The New York City Department of Corrections (DOC) hired at least 88 people to be correction officers despite red flags in their past. According to an article published by the New York Times, the Department of Investigation released an in-depth review of the DOC’s hiring practices. The review revealed a wide-scale failure to screen new job candidates.
Per the Times report, the investigation focused on the correction officers the DOC hired in 2016. In that year, the DOC hired 291 new employees. 88 of those 291 individuals were people whose red flags should have precluded their hiring or demanded that they be “closely monitored” by the DOC. Red flags for those 88 hires included gang connections, domestic assault and harassment charges, and inappropriate relationships with parolees.
The Department of Investigation report showed that 84 DOC hires had arrests on their records, and 78 had been fired from previous jobs for one reason or another. 117 of the correction officers hired by the DOC in 2016 had either friends or relatives who were incarcerated in the system.
This report does not represent the first time the DOC has been criticized for poor recruit screening policies. In 2015, the Department of Investigation prepared a similar report. The findings were similar as well, showing red flags in correction officer backgrounds and raising the question of whether the DOC was even running background checks at all.

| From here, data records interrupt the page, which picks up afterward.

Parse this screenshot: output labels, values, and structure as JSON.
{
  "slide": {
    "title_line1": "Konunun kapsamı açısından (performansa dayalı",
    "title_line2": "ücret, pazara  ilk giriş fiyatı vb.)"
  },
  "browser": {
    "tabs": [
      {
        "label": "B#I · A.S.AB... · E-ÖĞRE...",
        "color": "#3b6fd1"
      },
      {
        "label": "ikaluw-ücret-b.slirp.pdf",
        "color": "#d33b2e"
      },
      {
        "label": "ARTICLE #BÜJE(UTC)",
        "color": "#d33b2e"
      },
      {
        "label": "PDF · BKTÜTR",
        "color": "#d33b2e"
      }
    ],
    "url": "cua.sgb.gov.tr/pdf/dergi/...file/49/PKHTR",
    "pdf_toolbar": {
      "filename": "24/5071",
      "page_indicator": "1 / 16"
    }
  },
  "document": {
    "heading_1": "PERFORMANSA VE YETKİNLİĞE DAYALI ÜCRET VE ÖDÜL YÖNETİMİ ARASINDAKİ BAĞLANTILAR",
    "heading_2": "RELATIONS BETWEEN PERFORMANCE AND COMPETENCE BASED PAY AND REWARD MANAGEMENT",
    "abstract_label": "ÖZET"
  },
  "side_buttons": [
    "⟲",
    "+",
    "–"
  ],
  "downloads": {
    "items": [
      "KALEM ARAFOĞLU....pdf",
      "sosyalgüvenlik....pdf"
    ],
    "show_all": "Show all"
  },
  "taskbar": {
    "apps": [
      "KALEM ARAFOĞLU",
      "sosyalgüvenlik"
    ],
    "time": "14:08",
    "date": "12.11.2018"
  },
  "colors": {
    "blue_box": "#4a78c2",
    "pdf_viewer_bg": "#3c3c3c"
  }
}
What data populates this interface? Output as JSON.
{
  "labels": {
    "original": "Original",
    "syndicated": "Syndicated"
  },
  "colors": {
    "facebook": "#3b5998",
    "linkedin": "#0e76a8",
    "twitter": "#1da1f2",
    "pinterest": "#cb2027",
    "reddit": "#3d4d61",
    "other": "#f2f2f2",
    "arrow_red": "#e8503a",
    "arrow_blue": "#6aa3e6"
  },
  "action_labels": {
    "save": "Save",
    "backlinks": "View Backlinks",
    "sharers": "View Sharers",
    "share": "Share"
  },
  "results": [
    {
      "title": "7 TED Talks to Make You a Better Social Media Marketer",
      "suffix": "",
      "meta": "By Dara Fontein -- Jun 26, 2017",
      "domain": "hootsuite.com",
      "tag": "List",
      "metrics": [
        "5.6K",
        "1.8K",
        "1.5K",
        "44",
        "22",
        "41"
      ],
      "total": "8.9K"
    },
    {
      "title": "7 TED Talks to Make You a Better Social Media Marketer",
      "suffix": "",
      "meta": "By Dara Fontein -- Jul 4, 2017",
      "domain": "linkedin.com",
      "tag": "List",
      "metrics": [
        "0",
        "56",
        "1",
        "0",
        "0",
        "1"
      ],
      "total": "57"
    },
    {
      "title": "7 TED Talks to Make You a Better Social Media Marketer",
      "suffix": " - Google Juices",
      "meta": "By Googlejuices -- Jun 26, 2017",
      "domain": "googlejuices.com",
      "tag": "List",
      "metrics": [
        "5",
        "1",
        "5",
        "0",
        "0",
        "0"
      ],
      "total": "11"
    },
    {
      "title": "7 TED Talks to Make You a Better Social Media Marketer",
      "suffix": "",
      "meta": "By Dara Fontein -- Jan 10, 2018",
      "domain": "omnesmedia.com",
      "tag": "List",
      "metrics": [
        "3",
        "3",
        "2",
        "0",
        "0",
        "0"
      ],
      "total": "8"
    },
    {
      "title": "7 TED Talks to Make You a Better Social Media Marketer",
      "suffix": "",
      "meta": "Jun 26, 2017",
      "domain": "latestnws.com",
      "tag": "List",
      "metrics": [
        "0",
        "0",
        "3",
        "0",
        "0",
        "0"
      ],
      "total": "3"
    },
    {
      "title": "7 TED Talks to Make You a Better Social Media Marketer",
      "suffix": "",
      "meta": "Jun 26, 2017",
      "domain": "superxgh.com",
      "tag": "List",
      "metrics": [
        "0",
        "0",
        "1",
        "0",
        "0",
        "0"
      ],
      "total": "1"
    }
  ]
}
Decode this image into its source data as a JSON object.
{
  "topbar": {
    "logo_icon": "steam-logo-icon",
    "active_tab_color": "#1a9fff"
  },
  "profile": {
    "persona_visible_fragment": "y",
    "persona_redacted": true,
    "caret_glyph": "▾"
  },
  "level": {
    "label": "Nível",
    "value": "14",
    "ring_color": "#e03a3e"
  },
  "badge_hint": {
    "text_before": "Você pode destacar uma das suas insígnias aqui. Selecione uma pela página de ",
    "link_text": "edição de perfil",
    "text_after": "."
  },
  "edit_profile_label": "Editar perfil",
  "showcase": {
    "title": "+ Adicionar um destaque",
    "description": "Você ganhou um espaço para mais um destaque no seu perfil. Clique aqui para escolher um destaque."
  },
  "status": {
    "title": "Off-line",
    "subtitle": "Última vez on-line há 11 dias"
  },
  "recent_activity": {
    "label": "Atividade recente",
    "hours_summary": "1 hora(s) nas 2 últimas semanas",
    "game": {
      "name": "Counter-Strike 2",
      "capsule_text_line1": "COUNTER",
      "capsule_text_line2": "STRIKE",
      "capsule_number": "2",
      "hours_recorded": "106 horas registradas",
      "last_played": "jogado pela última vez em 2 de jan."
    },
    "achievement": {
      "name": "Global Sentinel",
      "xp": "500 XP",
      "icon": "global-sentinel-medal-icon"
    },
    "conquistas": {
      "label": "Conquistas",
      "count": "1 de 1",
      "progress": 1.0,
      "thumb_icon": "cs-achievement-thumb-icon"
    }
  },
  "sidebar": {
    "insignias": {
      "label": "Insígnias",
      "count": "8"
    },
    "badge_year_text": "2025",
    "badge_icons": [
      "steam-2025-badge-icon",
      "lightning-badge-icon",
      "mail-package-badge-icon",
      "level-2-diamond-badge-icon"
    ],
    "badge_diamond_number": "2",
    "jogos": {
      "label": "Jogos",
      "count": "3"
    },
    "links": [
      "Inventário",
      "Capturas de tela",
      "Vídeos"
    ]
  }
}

Based on the recent Department of Investigation report, things have not improved in the past three years. Investigators concluded the DOC’s Applicant Investigation Unit is still relying mostly on an honor system when screening new hires. Candidates are asked to self-report criminal histories, connections with inmates, and more. The 2018 report also indicates the DOC is not conducting field visits with applicants, not verifying details with previous employers, not verifying personal information through public record databases, and not looking at phone records to check for relationships between inmates and candidates.
In other words, there is no system in place to verify what recruits are saying about themselves; the DOC is taking its candidates at their word. There is a good reason other employers rely on hiring due diligence measures like the employment verification check we offer at backgroundchecks.com. This type of screening, or a check of references, can help flag candidates who were fired from previous jobs under notable circumstances.
In numerous instances, the DOC has ignored previous recommendations from the Department of Investigation. After the 2015 report, the Department of Investigation recommended the DOC computerize its records. Three years later, the DOC is still using a paper-based filing system.
Mark Peters, the commissioner for the Department of Investigation, said that the DOC’s failure to establish a system for consistently screening new hires is “at the root of every other problem we have with the city’s jails.” Those issues include contraband smuggling, violence against inmates, invasive strip searches of jail visitors, and other instances of corruption.
The DOC responded to the investigation by claiming it has “tightened up its hiring practices” since the recruitment class of 2016. The DOC also said it would cooperate with the Department of Investigation to look at employees who were flagged in the 2018 report.